Eddie Cochran’s Ford taxi

Death cab for cutie

DYING in a flaming plane crash has long been a popular way for famous musicians to check out – think John Denver, Otis Redding, Richie Valens, Buddy Holly, Aaliyah – but only Eddie Cochran has died in a taxi.

Whippersnappers among you might wonder who Cochran was, but even you youngsters would recognise his hits Summertime Blues and C’mon Everybody.

In the late 1950s he was a big deal, a hugely talented hunk – ominously described as “James Dean with a guitar” – who could play multiple instruments and even wrote his own songs. George Harrison was a big fan and Jimi Hendrix requested Cochran be played at his funeral. If you haven’t heard of them, please just move along.

In April 1960, Cochran had just finished a long wintery tour of England with friend and fellow rocker Gene Vincent.

Understandably, they couldn’t wait to leave.

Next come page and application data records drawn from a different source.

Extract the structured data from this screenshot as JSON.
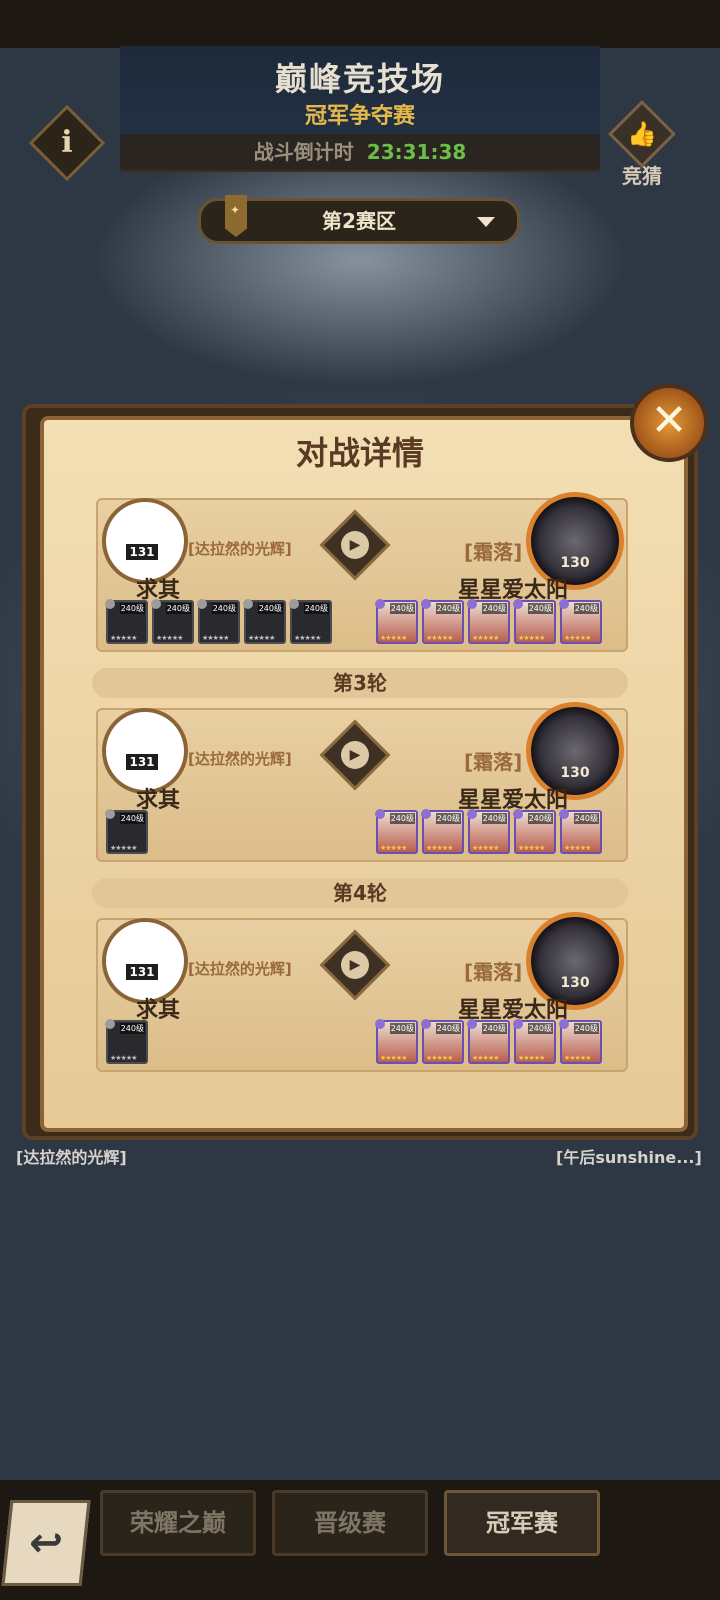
{
  "header": {
    "title": "巅峰竞技场",
    "subtitle": "冠军争夺赛",
    "countdown_label": "战斗倒计时",
    "countdown_value": "23:31:38",
    "info_icon": "i",
    "guess_label": "竞猜"
  },
  "zone_select": {
    "label": "第2赛区"
  },
  "background_names": {
    "left": "[达拉然的光辉]",
    "right": "[午后sunshine...]"
  },
  "dialog": {
    "title": "对战详情",
    "close_symbol": "✕",
    "matches": [
      {
        "left": {
          "level": "131",
          "guild": "[达拉然的光辉]",
          "name": "求其",
          "heroes": [
            "240级",
            "240级",
            "240级",
            "240级",
            "240级"
          ]
        },
        "right": {
          "level": "130",
          "guild": "[霜落]",
          "name": "星星爱太阳",
          "heroes": [
            "240级",
            "240级",
            "240级",
            "240级",
            "240级"
          ]
        }
      },
      {
        "round_label": "第3轮",
        "left": {
          "level": "131",
          "guild": "[达拉然的光辉]",
          "name": "求其",
          "heroes": [
            "240级"
          ]
        },
        "right": {
          "level": "130",
          "guild": "[霜落]",
          "name": "星星爱太阳",
          "heroes": [
            "240级",
            "240级",
            "240级",
            "240级",
            "240级"
          ]
        }
      },
      {
        "round_label": "第4轮",
        "left": {
          "level": "131",
          "guild": "[达拉然的光辉]",
          "name": "求其",
          "heroes": [
            "240级"
          ]
        },
        "right": {
          "level": "130",
          "guild": "[霜落]",
          "name": "星星爱太阳",
          "heroes": [
            "240级",
            "240级",
            "240级",
            "240级",
            "240级"
          ]
        }
      }
    ]
  },
  "bottom_nav": {
    "tabs": [
      {
        "label": "荣耀之巅"
      },
      {
        "label": "晋级赛"
      },
      {
        "label": "冠军赛"
      }
    ]
  },
  "colors": {
    "accent_gold": "#e4b84a",
    "timer_green": "#6dbe46",
    "panel": "#f3dfb4"
  }
}
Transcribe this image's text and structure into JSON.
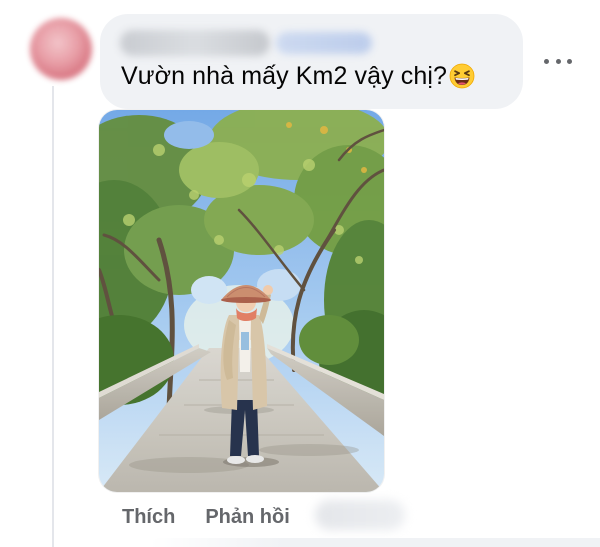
{
  "comment": {
    "text": "Vườn nhà mấy Km2 vậy chị?",
    "emoji": "grinning-squinting-face-icon"
  },
  "actions": {
    "like_label": "Thích",
    "reply_label": "Phản hồi"
  },
  "colors": {
    "bubble": "#f0f2f5",
    "text": "#050505",
    "secondary_text": "#65676b"
  }
}
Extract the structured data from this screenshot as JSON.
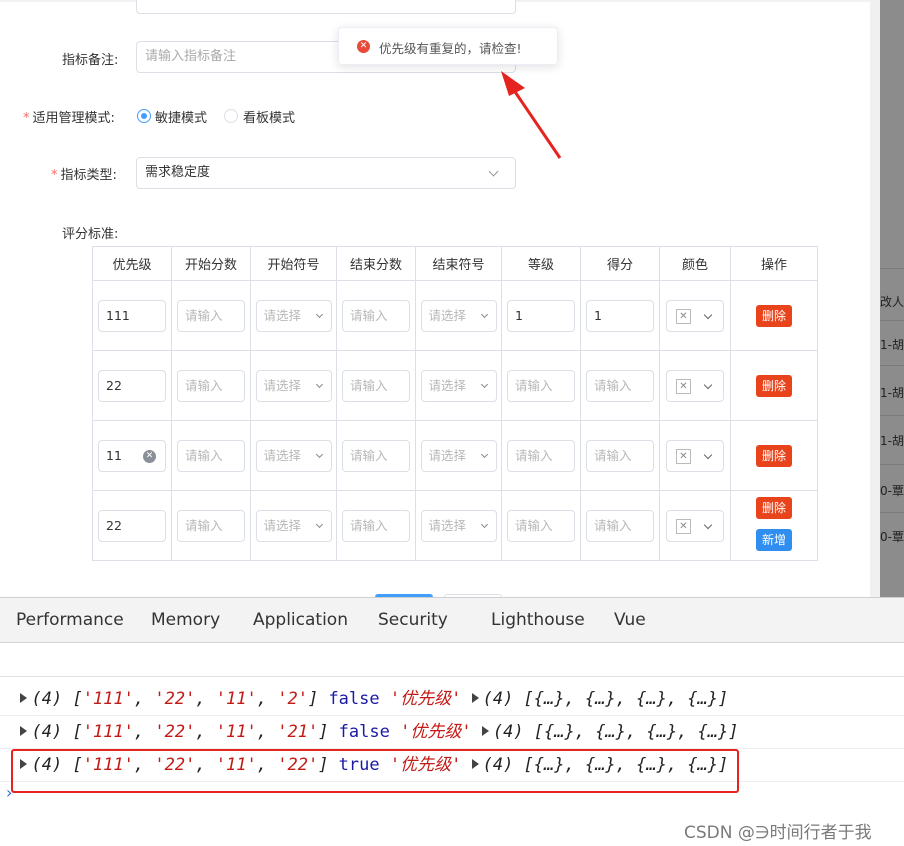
{
  "form": {
    "remark_label": "指标备注:",
    "remark_placeholder": "请输入指标备注",
    "mode_label": "适用管理模式:",
    "mode_options": [
      "敏捷模式",
      "看板模式"
    ],
    "mode_selected": "敏捷模式",
    "type_label": "指标类型:",
    "type_value": "需求稳定度",
    "criteria_label": "评分标准:",
    "required_mark": "*"
  },
  "toast": {
    "message": "优先级有重复的，请检查!",
    "icon": "error-circle-icon"
  },
  "table": {
    "headers": [
      "优先级",
      "开始分数",
      "开始符号",
      "结束分数",
      "结束符号",
      "等级",
      "得分",
      "颜色",
      "操作"
    ],
    "input_placeholder": "请输入",
    "select_placeholder": "请选择",
    "delete_label": "删除",
    "add_label": "新增",
    "rows": [
      {
        "priority": "111",
        "level": "1",
        "score": "1",
        "clearable": false
      },
      {
        "priority": "22",
        "level": "",
        "score": "",
        "clearable": false
      },
      {
        "priority": "11",
        "level": "",
        "score": "",
        "clearable": true
      },
      {
        "priority": "22",
        "level": "",
        "score": "",
        "clearable": false
      }
    ]
  },
  "background": {
    "column_header_partial": "改人",
    "cells_partial": [
      "1-胡",
      "1-胡",
      "1-胡",
      "0-覃",
      "0-覃"
    ]
  },
  "devtools": {
    "tabs": [
      "Performance",
      "Memory",
      "Application",
      "Security",
      "Lighthouse",
      "Vue"
    ],
    "logs": [
      {
        "count": "(4)",
        "arr": [
          "'111'",
          "'22'",
          "'11'",
          "'2'"
        ],
        "bool": "false",
        "str": "'优先级'",
        "objs": "(4) [{…}, {…}, {…}, {…}]"
      },
      {
        "count": "(4)",
        "arr": [
          "'111'",
          "'22'",
          "'11'",
          "'21'"
        ],
        "bool": "false",
        "str": "'优先级'",
        "objs": "(4) [{…}, {…}, {…}, {…}]"
      },
      {
        "count": "(4)",
        "arr": [
          "'111'",
          "'22'",
          "'11'",
          "'22'"
        ],
        "bool": "true",
        "str": "'优先级'",
        "objs": "(4) [{…}, {…}, {…}, {…}]"
      }
    ],
    "prompt": "›"
  },
  "watermark": "CSDN @∋时间行者于我",
  "colors": {
    "accent": "#409eff",
    "danger": "#e8431b",
    "annotation": "#e5231f"
  }
}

With no late-night trains, a taxi – a Ford Consul Mark II as it happened – was called to take Cochran and three others to London; just outside the town of Chippenham the driver took a wrong turn into oncoming traffic, panicked, spun and hit a concrete pole.

Vincent broke several bones and the other occupants walked away largely unharmed, but Cochran was thrown into the roof and then out the door, landing on a grass verge.

Witnesses said the impact sounded like a plane crash, and Cochran died later that day in a hospital in Bath from his brain injuries, aged just 21.

AMERICAN STYLE

Appropriately for Cochran, the Ford Consul Mark II, complete with tail fins and a bench seat, was an attempt by the Brits at imitating the 1950s gasguzzling beasts that all the Americans looked so cool in.

GUITAR MAN

The first cop on the crash scene was one David Harman, who retrieved Cochran’s undamaged Gretsch guitar.

Legend has it he used it in the lockup to learn to play, later changing his name to Dave Dee and having a string of hits in the 1960s.